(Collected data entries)
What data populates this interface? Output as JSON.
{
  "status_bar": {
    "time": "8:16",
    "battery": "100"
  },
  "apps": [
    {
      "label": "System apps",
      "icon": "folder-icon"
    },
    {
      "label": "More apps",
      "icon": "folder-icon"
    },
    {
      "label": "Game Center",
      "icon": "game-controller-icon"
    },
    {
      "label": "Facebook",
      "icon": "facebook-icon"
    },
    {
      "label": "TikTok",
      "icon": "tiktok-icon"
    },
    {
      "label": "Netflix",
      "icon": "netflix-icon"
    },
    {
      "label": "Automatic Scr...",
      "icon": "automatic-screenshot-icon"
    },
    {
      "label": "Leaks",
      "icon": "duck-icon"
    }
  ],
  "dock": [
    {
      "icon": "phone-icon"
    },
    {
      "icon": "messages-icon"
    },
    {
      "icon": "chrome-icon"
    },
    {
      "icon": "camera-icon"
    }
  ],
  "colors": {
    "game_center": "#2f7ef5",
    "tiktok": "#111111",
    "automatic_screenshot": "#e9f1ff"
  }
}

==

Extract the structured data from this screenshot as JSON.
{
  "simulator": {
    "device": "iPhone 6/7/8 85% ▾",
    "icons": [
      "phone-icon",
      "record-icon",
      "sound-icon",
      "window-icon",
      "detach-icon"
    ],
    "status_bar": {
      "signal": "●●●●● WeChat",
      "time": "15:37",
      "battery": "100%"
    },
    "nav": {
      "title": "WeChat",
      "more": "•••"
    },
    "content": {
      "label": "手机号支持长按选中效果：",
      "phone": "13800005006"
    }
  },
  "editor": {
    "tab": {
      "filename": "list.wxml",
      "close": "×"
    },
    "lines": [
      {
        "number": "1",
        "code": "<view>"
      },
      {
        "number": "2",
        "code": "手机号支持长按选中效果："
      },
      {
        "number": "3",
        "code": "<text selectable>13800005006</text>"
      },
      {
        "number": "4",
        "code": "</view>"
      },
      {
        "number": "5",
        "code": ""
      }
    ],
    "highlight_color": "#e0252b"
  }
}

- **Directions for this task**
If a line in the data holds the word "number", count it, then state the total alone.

- **Worked solution**
5